TASK STATEMENT ▸ Would you write out every entry exactly, but without the pictures?

PROVIDED ENTRIES ▸
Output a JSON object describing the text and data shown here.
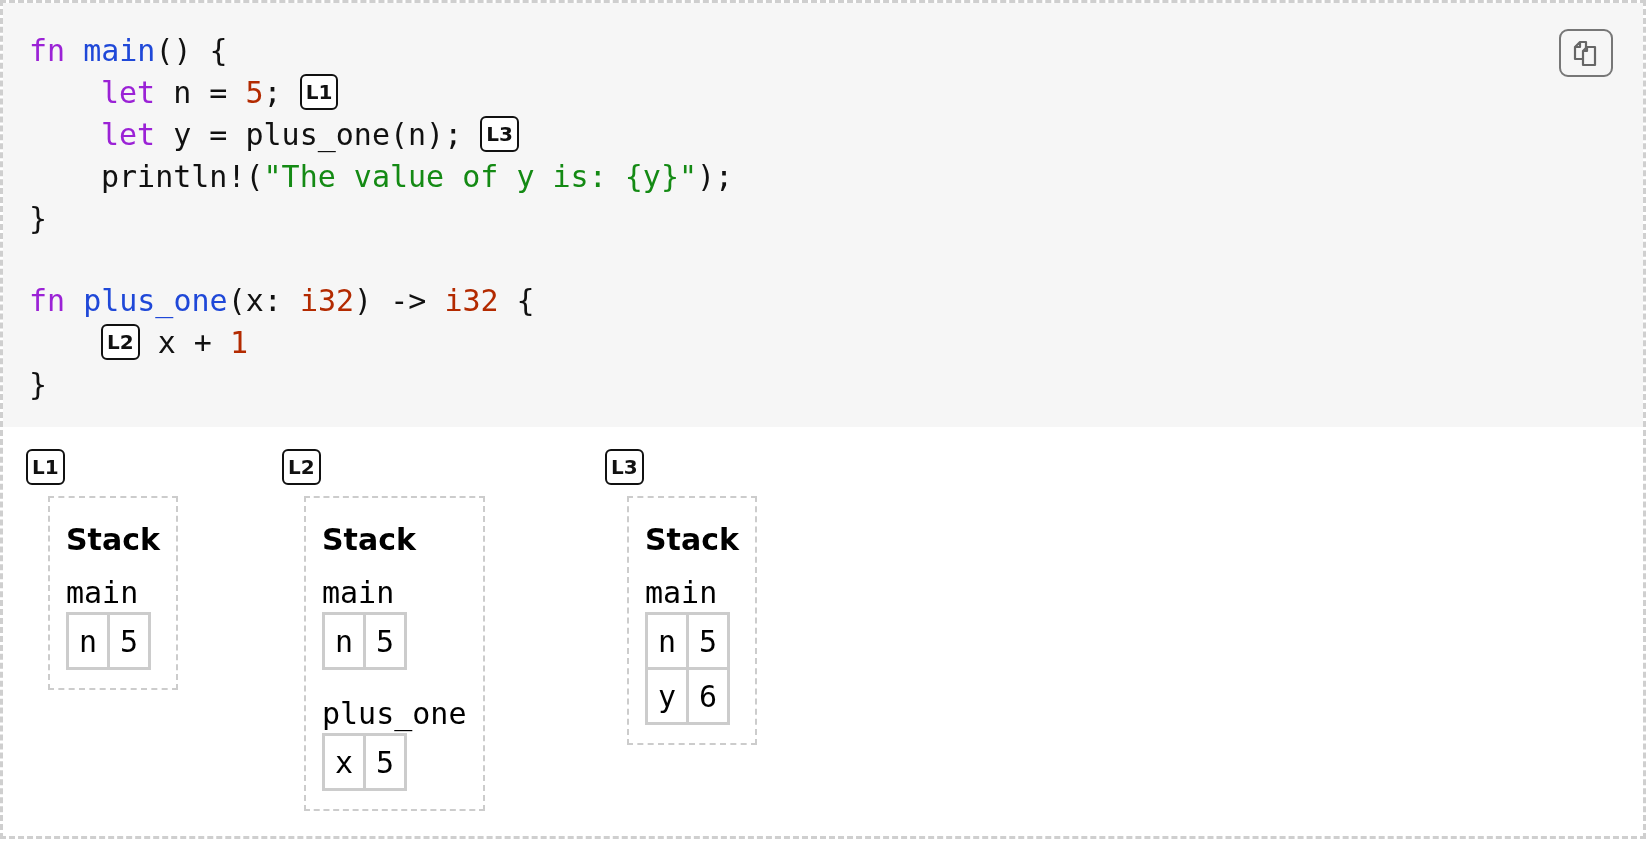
{
  "code": {
    "blocks": [
      {
        "tokens": [
          {
            "kind": "keyword",
            "text": "fn"
          },
          {
            "kind": "function",
            "text": "main"
          },
          {
            "kind": "plain",
            "text": "() {"
          }
        ],
        "children": [
          {
            "tokens": [
              {
                "kind": "keyword",
                "text": "let"
              },
              {
                "kind": "plain",
                "text": " n = "
              },
              {
                "kind": "number",
                "text": "5"
              },
              {
                "kind": "plain",
                "text": "; "
              },
              {
                "kind": "marker",
                "text": "L1"
              }
            ]
          },
          {
            "tokens": [
              {
                "kind": "keyword",
                "text": "let"
              },
              {
                "kind": "plain",
                "text": " y = plus_one(n); "
              },
              {
                "kind": "marker",
                "text": "L3"
              }
            ]
          },
          {
            "tokens": [
              {
                "kind": "plain",
                "text": "println!("
              },
              {
                "kind": "string",
                "text": "\"The value of y is: {y}\""
              },
              {
                "kind": "plain",
                "text": ");"
              }
            ]
          }
        ],
        "end": {
          "tokens": [
            {
              "kind": "plain",
              "text": "}"
            }
          ]
        }
      },
      {
        "tokens": [
          {
            "kind": "keyword",
            "text": "fn"
          },
          {
            "kind": "function",
            "text": "plus_one"
          },
          {
            "kind": "plain",
            "text": "(x: "
          },
          {
            "kind": "number",
            "text": "i32"
          },
          {
            "kind": "plain",
            "text": ") -> "
          },
          {
            "kind": "number",
            "text": "i32"
          },
          {
            "kind": "plain",
            "text": " {"
          }
        ],
        "children": [
          {
            "tokens": [
              {
                "kind": "marker",
                "text": "L2"
              },
              {
                "kind": "plain",
                "text": " x + "
              },
              {
                "kind": "number",
                "text": "1"
              }
            ]
          }
        ],
        "end": {
          "tokens": [
            {
              "kind": "plain",
              "text": "}"
            }
          ]
        }
      }
    ]
  },
  "diagrams": [
    {
      "marker": "L1",
      "title": "Stack",
      "frames": [
        {
          "name": "main",
          "vars": [
            {
              "name": "n",
              "value": "5"
            }
          ]
        }
      ]
    },
    {
      "marker": "L2",
      "title": "Stack",
      "frames": [
        {
          "name": "main",
          "vars": [
            {
              "name": "n",
              "value": "5"
            }
          ]
        },
        {
          "name": "plus_one",
          "vars": [
            {
              "name": "x",
              "value": "5"
            }
          ]
        }
      ]
    },
    {
      "marker": "L3",
      "title": "Stack",
      "frames": [
        {
          "name": "main",
          "vars": [
            {
              "name": "n",
              "value": "5"
            },
            {
              "name": "y",
              "value": "6"
            }
          ]
        }
      ]
    }
  ]
}
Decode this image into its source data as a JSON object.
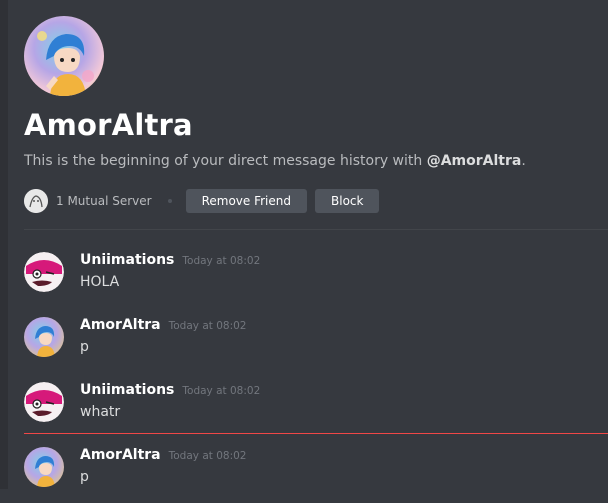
{
  "profile": {
    "name": "AmorAltra",
    "intro_prefix": "This is the beginning of your direct message history with",
    "intro_mention": "@AmorAltra",
    "intro_suffix": ".",
    "mutual_servers": "1 Mutual Server",
    "remove_friend_label": "Remove Friend",
    "block_label": "Block"
  },
  "messages": [
    {
      "author": "Uniimations",
      "time": "Today at 08:02",
      "text": "HOLA",
      "avatar": "pink-round-character-avatar"
    },
    {
      "author": "AmorAltra",
      "time": "Today at 08:02",
      "text": "p",
      "avatar": "blue-haired-character-avatar"
    },
    {
      "author": "Uniimations",
      "time": "Today at 08:02",
      "text": "whatr",
      "avatar": "pink-round-character-avatar"
    },
    {
      "author": "AmorAltra",
      "time": "Today at 08:02",
      "text": "p",
      "avatar": "blue-haired-character-avatar"
    }
  ],
  "colors": {
    "background": "#36393f",
    "button": "#4f545c",
    "new_messages_line": "#f04747",
    "username": "#ffffff",
    "timestamp": "#72767d"
  }
}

RESPONSE ▸
Output a JSON object describing the text and data shown here.
{
  "code": {
    "blocks": [
      {
        "tokens": [
          {
            "kind": "keyword",
            "text": "fn"
          },
          {
            "kind": "function",
            "text": "main"
          },
          {
            "kind": "plain",
            "text": "() {"
          }
        ],
        "children": [
          {
            "tokens": [
              {
                "kind": "keyword",
                "text": "let"
              },
              {
                "kind": "plain",
                "text": " n = "
              },
              {
                "kind": "number",
                "text": "5"
              },
              {
                "kind": "plain",
                "text": "; "
              },
              {
                "kind": "marker",
                "text": "L1"
              }
            ]
          },
          {
            "tokens": [
              {
                "kind": "keyword",
                "text": "let"
              },
              {
                "kind": "plain",
                "text": " y = plus_one(n); "
              },
              {
                "kind": "marker",
                "text": "L3"
              }
            ]
          },
          {
            "tokens": [
              {
                "kind": "plain",
                "text": "println!("
              },
              {
                "kind": "string",
                "text": "\"The value of y is: {y}\""
              },
              {
                "kind": "plain",
                "text": ");"
              }
            ]
          }
        ],
        "end": {
          "tokens": [
            {
              "kind": "plain",
              "text": "}"
            }
          ]
        }
      },
      {
        "tokens": [
          {
            "kind": "keyword",
            "text": "fn"
          },
          {
            "kind": "function",
            "text": "plus_one"
          },
          {
            "kind": "plain",
            "text": "(x: "
          },
          {
            "kind": "number",
            "text": "i32"
          },
          {
            "kind": "plain",
            "text": ") -> "
          },
          {
            "kind": "number",
            "text": "i32"
          },
          {
            "kind": "plain",
            "text": " {"
          }
        ],
        "children": [
          {
            "tokens": [
              {
                "kind": "marker",
                "text": "L2"
              },
              {
                "kind": "plain",
                "text": " x + "
              },
              {
                "kind": "number",
                "text": "1"
              }
            ]
          }
        ],
        "end": {
          "tokens": [
            {
              "kind": "plain",
              "text": "}"
            }
          ]
        }
      }
    ]
  },
  "diagrams": [
    {
      "marker": "L1",
      "title": "Stack",
      "frames": [
        {
          "name": "main",
          "vars": [
            {
              "name": "n",
              "value": "5"
            }
          ]
        }
      ]
    },
    {
      "marker": "L2",
      "title": "Stack",
      "frames": [
        {
          "name": "main",
          "vars": [
            {
              "name": "n",
              "value": "5"
            }
          ]
        },
        {
          "name": "plus_one",
          "vars": [
            {
              "name": "x",
              "value": "5"
            }
          ]
        }
      ]
    },
    {
      "marker": "L3",
      "title": "Stack",
      "frames": [
        {
          "name": "main",
          "vars": [
            {
              "name": "n",
              "value": "5"
            },
            {
              "name": "y",
              "value": "6"
            }
          ]
        }
      ]
    }
  ]
}
Decode this image into its source data as a JSON object.
{
  "profile": {
    "name": "AmorAltra",
    "intro_prefix": "This is the beginning of your direct message history with",
    "intro_mention": "@AmorAltra",
    "intro_suffix": ".",
    "mutual_servers": "1 Mutual Server",
    "remove_friend_label": "Remove Friend",
    "block_label": "Block"
  },
  "messages": [
    {
      "author": "Uniimations",
      "time": "Today at 08:02",
      "text": "HOLA",
      "avatar": "pink-round-character-avatar"
    },
    {
      "author": "AmorAltra",
      "time": "Today at 08:02",
      "text": "p",
      "avatar": "blue-haired-character-avatar"
    },
    {
      "author": "Uniimations",
      "time": "Today at 08:02",
      "text": "whatr",
      "avatar": "pink-round-character-avatar"
    },
    {
      "author": "AmorAltra",
      "time": "Today at 08:02",
      "text": "p",
      "avatar": "blue-haired-character-avatar"
    }
  ],
  "colors": {
    "background": "#36393f",
    "button": "#4f545c",
    "new_messages_line": "#f04747",
    "username": "#ffffff",
    "timestamp": "#72767d"
  }
}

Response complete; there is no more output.